Of all modern delusions, the idea that we live in a secular age is the furthest from reality. Throughout much of the world, religion is thriving with undiminished vitality. Where believers are in the majority, as they are in Britain today, traditional faiths are being replaced by liberal humanism, which is now established as the unthinking creed of thinking people. Yet liberal humanism its self very obviously a religion – but a shoddy replica of Christian faith markedly more irrational than the original article, and in recent times more harmful. If this is not recognised, it is because religion has been repressed from consciousness in the way that sexuality was repressed in Victorian times. Now as then, the result is not that the need disappears, but rather that it. returns in Bazaar and perverse forms. (pg 41).
I was giving a class to the All Nations MA students yesterday on salvation and mission. We had some interesting discussions. David Bosch said,
“The scope of salvation—however we define salvation—determines the scope of the missionary enterprise.” (Bosch, Transforming Mission, 1991: 393)

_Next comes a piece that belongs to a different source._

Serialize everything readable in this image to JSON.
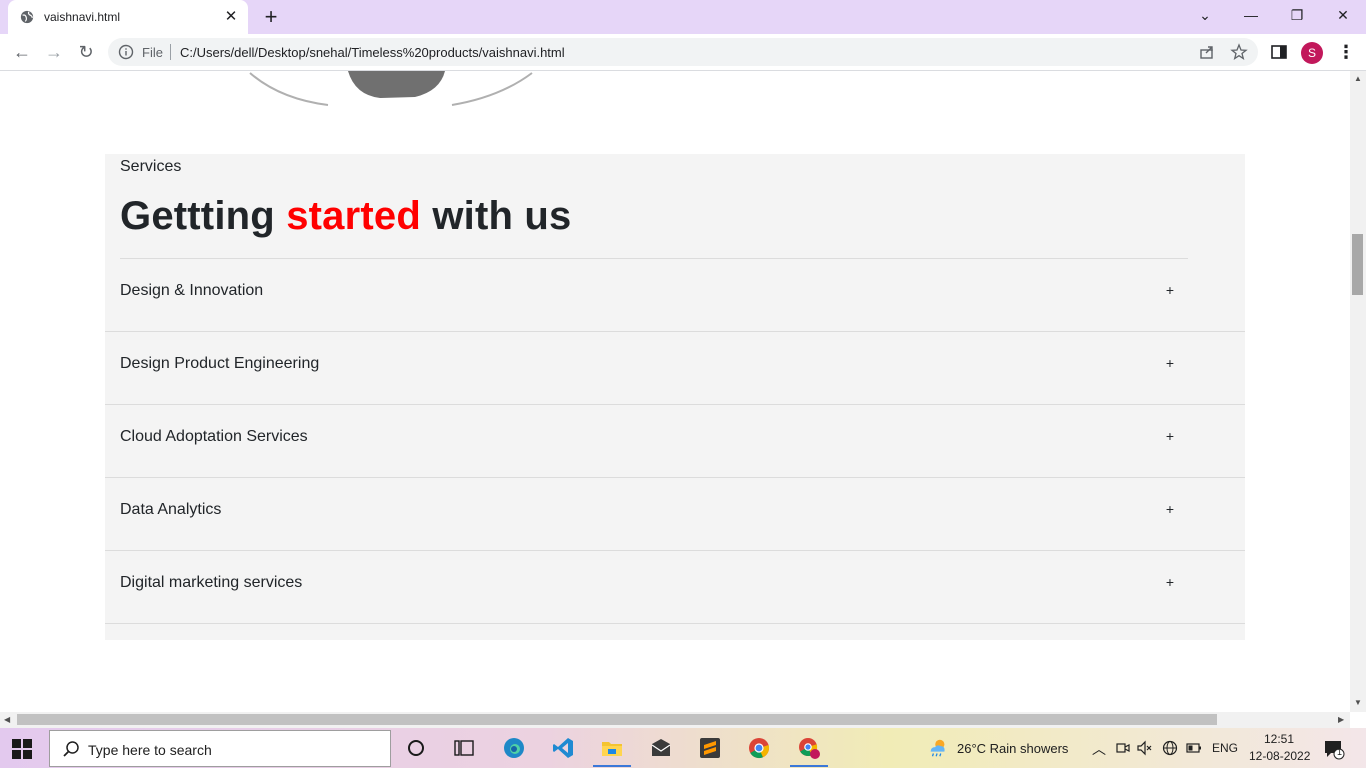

This is so true. If salvation is simply going to heaven when we die, then mission will be confined to evangelism. However, if we see salvation as incorporating the physical, social and political, mission becomes far wider. It is not so much Salus e mundo (salvation from the world) as Salus mundi (salvation of the world). This creates a certain number tensions is salvation horizontal or vertical; is it future or present and is it individual or social
In my dissertation I describe Miguez Bonino's view;
Christ’s death and resurrection are not viewed as the salvation of individuals from individual sin for an a-historical future but rather the re-launching of the original divine project for humanity. (Paul Davies, Faith Seeking Effectiveness (Zoetemeer: Boekencentrum, 2006) p. 139.)
Yesterday, the MA group were treating the issue of "ecclesiology": the doctrine of the church. We noted that the church is sometimes seen as a hospital, a family and even a country club! In one sense it can act in these ways for good or ill, but it is not any of these things in itself. Theologically we could say it is the main instrument in the hands of the Holy Spirit to witness to, embody and work towards the establishment of the kingdom of God. That would be more accurate but a bit theoretical.
Yes it is there to heal broken lives but that's not its main role, yes it is there to "contain" people like a family [contener is wonderful Spanish word meaning to contain as in a jar but also people within communities] and it is also a place for people to meet but it has a role beyond itself: God's just rule upon this earth.
In all it is and does the church [local and universal] should be to see God's rule announced; given a concrete form and worked towards. The church is God's revolutionary group.
I was amused more than annoyed when the Church of England's film was turned down for showing at UK cinemas. People asked what was so offensive. This got me thinking. That God's name is honoured rather than blasphemed, that his kingdom should come on earth and his will be done could two good starters for ten.
Then the next line hit me, "give us today our daily bread". Not bread for the week, or month or year but today and daily. Reflecting upon what Bonhoeffer says about this verse from Matthew is truly shocking and would most certainly be offensive our consumerist society.
Earthly goods are given to be used, not to be collected. In the wilderness God gave Israel the manna every day, and they had no need to worry about food and drink. Indeed, if they kept any of the manna over until the next day, it went bad. In the same way, the disciple must receive his portion from God every day. If he stores it up as a permanent possession, he spoils not only the gift, but himself as well, for he sets his heart on accumulated wealth, and makes it a barrier between himself and God. Where our treasure is, there is our trust, our security, our consolation and our God. Hoarding is idolatry.
George Osbourne would not approve!